Records to use
------
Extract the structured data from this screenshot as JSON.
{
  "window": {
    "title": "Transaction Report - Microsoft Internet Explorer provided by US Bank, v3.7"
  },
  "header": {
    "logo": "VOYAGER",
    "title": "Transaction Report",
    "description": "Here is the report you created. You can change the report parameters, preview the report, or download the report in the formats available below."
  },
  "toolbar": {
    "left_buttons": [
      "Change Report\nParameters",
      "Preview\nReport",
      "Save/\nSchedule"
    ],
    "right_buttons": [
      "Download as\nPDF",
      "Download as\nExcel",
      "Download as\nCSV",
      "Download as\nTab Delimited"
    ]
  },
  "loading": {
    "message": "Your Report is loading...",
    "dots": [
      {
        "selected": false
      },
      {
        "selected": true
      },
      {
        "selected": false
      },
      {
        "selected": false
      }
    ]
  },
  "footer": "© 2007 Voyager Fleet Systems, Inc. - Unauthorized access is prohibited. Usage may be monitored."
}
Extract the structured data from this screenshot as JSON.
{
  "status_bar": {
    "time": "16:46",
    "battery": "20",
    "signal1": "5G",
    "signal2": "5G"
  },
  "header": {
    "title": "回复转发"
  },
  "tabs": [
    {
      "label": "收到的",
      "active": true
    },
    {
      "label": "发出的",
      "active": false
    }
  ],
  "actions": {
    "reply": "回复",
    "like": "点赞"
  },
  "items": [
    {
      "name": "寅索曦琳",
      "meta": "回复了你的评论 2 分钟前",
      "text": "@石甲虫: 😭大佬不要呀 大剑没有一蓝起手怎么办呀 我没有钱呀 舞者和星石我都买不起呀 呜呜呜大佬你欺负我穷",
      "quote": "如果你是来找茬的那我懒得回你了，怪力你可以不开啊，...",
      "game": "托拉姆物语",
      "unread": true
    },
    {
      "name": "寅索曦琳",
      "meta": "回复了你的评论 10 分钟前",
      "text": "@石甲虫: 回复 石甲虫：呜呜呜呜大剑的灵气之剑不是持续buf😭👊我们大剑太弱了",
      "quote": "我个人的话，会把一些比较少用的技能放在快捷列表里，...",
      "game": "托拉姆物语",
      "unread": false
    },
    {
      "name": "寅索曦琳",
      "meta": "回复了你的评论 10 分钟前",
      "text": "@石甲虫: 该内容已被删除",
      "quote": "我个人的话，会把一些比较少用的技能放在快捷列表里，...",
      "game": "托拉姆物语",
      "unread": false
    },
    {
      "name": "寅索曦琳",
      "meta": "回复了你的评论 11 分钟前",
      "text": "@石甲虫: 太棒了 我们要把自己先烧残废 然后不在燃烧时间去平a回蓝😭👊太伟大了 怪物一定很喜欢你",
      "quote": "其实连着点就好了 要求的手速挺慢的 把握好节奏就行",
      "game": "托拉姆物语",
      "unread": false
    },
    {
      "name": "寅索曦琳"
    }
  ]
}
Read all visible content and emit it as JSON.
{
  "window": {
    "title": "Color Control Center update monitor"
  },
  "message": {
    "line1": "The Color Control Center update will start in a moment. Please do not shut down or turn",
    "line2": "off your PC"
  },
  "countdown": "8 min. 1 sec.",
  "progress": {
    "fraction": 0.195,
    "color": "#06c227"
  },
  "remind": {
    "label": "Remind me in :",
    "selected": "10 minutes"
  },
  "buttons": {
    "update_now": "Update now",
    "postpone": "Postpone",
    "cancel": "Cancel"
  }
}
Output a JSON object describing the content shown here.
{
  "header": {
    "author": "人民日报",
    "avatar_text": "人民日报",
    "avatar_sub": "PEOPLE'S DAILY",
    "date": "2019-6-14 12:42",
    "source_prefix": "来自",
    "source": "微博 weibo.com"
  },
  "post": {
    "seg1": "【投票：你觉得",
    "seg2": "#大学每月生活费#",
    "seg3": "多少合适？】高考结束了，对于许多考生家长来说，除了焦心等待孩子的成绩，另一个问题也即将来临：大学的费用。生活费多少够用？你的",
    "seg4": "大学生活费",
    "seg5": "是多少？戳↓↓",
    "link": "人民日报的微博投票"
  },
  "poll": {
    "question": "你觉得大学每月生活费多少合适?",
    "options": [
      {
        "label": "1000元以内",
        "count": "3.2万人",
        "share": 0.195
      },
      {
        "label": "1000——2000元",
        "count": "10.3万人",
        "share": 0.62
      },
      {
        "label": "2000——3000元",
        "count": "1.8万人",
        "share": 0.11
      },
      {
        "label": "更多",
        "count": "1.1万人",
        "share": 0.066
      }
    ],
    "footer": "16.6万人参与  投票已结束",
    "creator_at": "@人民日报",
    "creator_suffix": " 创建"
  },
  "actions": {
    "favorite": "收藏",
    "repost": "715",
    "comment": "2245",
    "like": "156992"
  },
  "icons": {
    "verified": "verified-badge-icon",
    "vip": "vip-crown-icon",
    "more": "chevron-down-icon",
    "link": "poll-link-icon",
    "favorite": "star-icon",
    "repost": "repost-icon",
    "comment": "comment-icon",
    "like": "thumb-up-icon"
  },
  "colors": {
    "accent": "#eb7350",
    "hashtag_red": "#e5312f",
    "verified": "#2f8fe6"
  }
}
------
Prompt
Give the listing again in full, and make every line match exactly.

Result for this task
Extract the structured data from this screenshot as JSON.
{
  "window": {
    "title": "Transaction Report - Microsoft Internet Explorer provided by US Bank, v3.7"
  },
  "header": {
    "logo": "VOYAGER",
    "title": "Transaction Report",
    "description": "Here is the report you created. You can change the report parameters, preview the report, or download the report in the formats available below."
  },
  "toolbar": {
    "left_buttons": [
      "Change Report\nParameters",
      "Preview\nReport",
      "Save/\nSchedule"
    ],
    "right_buttons": [
      "Download as\nPDF",
      "Download as\nExcel",
      "Download as\nCSV",
      "Download as\nTab Delimited"
    ]
  },
  "loading": {
    "message": "Your Report is loading...",
    "dots": [
      {
        "selected": false
      },
      {
        "selected": true
      },
      {
        "selected": false
      },
      {
        "selected": false
      }
    ]
  },
  "footer": "© 2007 Voyager Fleet Systems, Inc. - Unauthorized access is prohibited. Usage may be monitored."
}
Extract the structured data from this screenshot as JSON.
{
  "status_bar": {
    "time": "16:46",
    "battery": "20",
    "signal1": "5G",
    "signal2": "5G"
  },
  "header": {
    "title": "回复转发"
  },
  "tabs": [
    {
      "label": "收到的",
      "active": true
    },
    {
      "label": "发出的",
      "active": false
    }
  ],
  "actions": {
    "reply": "回复",
    "like": "点赞"
  },
  "items": [
    {
      "name": "寅索曦琳",
      "meta": "回复了你的评论 2 分钟前",
      "text": "@石甲虫: 😭大佬不要呀 大剑没有一蓝起手怎么办呀 我没有钱呀 舞者和星石我都买不起呀 呜呜呜大佬你欺负我穷",
      "quote": "如果你是来找茬的那我懒得回你了，怪力你可以不开啊，...",
      "game": "托拉姆物语",
      "unread": true
    },
    {
      "name": "寅索曦琳",
      "meta": "回复了你的评论 10 分钟前",
      "text": "@石甲虫: 回复 石甲虫：呜呜呜呜大剑的灵气之剑不是持续buf😭👊我们大剑太弱了",
      "quote": "我个人的话，会把一些比较少用的技能放在快捷列表里，...",
      "game": "托拉姆物语",
      "unread": false
    },
    {
      "name": "寅索曦琳",
      "meta": "回复了你的评论 10 分钟前",
      "text": "@石甲虫: 该内容已被删除",
      "quote": "我个人的话，会把一些比较少用的技能放在快捷列表里，...",
      "game": "托拉姆物语",
      "unread": false
    },
    {
      "name": "寅索曦琳",
      "meta": "回复了你的评论 11 分钟前",
      "text": "@石甲虫: 太棒了 我们要把自己先烧残废 然后不在燃烧时间去平a回蓝😭👊太伟大了 怪物一定很喜欢你",
      "quote": "其实连着点就好了 要求的手速挺慢的 把握好节奏就行",
      "game": "托拉姆物语",
      "unread": false
    },
    {
      "name": "寅索曦琳"
    }
  ]
}
Read all visible content and emit it as JSON.
{
  "window": {
    "title": "Color Control Center update monitor"
  },
  "message": {
    "line1": "The Color Control Center update will start in a moment. Please do not shut down or turn",
    "line2": "off your PC"
  },
  "countdown": "8 min. 1 sec.",
  "progress": {
    "fraction": 0.195,
    "color": "#06c227"
  },
  "remind": {
    "label": "Remind me in :",
    "selected": "10 minutes"
  },
  "buttons": {
    "update_now": "Update now",
    "postpone": "Postpone",
    "cancel": "Cancel"
  }
}
Output a JSON object describing the content shown here.
{
  "header": {
    "author": "人民日报",
    "avatar_text": "人民日报",
    "avatar_sub": "PEOPLE'S DAILY",
    "date": "2019-6-14 12:42",
    "source_prefix": "来自",
    "source": "微博 weibo.com"
  },
  "post": {
    "seg1": "【投票：你觉得",
    "seg2": "#大学每月生活费#",
    "seg3": "多少合适？】高考结束了，对于许多考生家长来说，除了焦心等待孩子的成绩，另一个问题也即将来临：大学的费用。生活费多少够用？你的",
    "seg4": "大学生活费",
    "seg5": "是多少？戳↓↓",
    "link": "人民日报的微博投票"
  },
  "poll": {
    "question": "你觉得大学每月生活费多少合适?",
    "options": [
      {
        "label": "1000元以内",
        "count": "3.2万人",
        "share": 0.195
      },
      {
        "label": "1000——2000元",
        "count": "10.3万人",
        "share": 0.62
      },
      {
        "label": "2000——3000元",
        "count": "1.8万人",
        "share": 0.11
      },
      {
        "label": "更多",
        "count": "1.1万人",
        "share": 0.066
      }
    ],
    "footer": "16.6万人参与  投票已结束",
    "creator_at": "@人民日报",
    "creator_suffix": " 创建"
  },
  "actions": {
    "favorite": "收藏",
    "repost": "715",
    "comment": "2245",
    "like": "156992"
  },
  "icons": {
    "verified": "verified-badge-icon",
    "vip": "vip-crown-icon",
    "more": "chevron-down-icon",
    "link": "poll-link-icon",
    "favorite": "star-icon",
    "repost": "repost-icon",
    "comment": "comment-icon",
    "like": "thumb-up-icon"
  },
  "colors": {
    "accent": "#eb7350",
    "hashtag_red": "#e5312f",
    "verified": "#2f8fe6"
  }
}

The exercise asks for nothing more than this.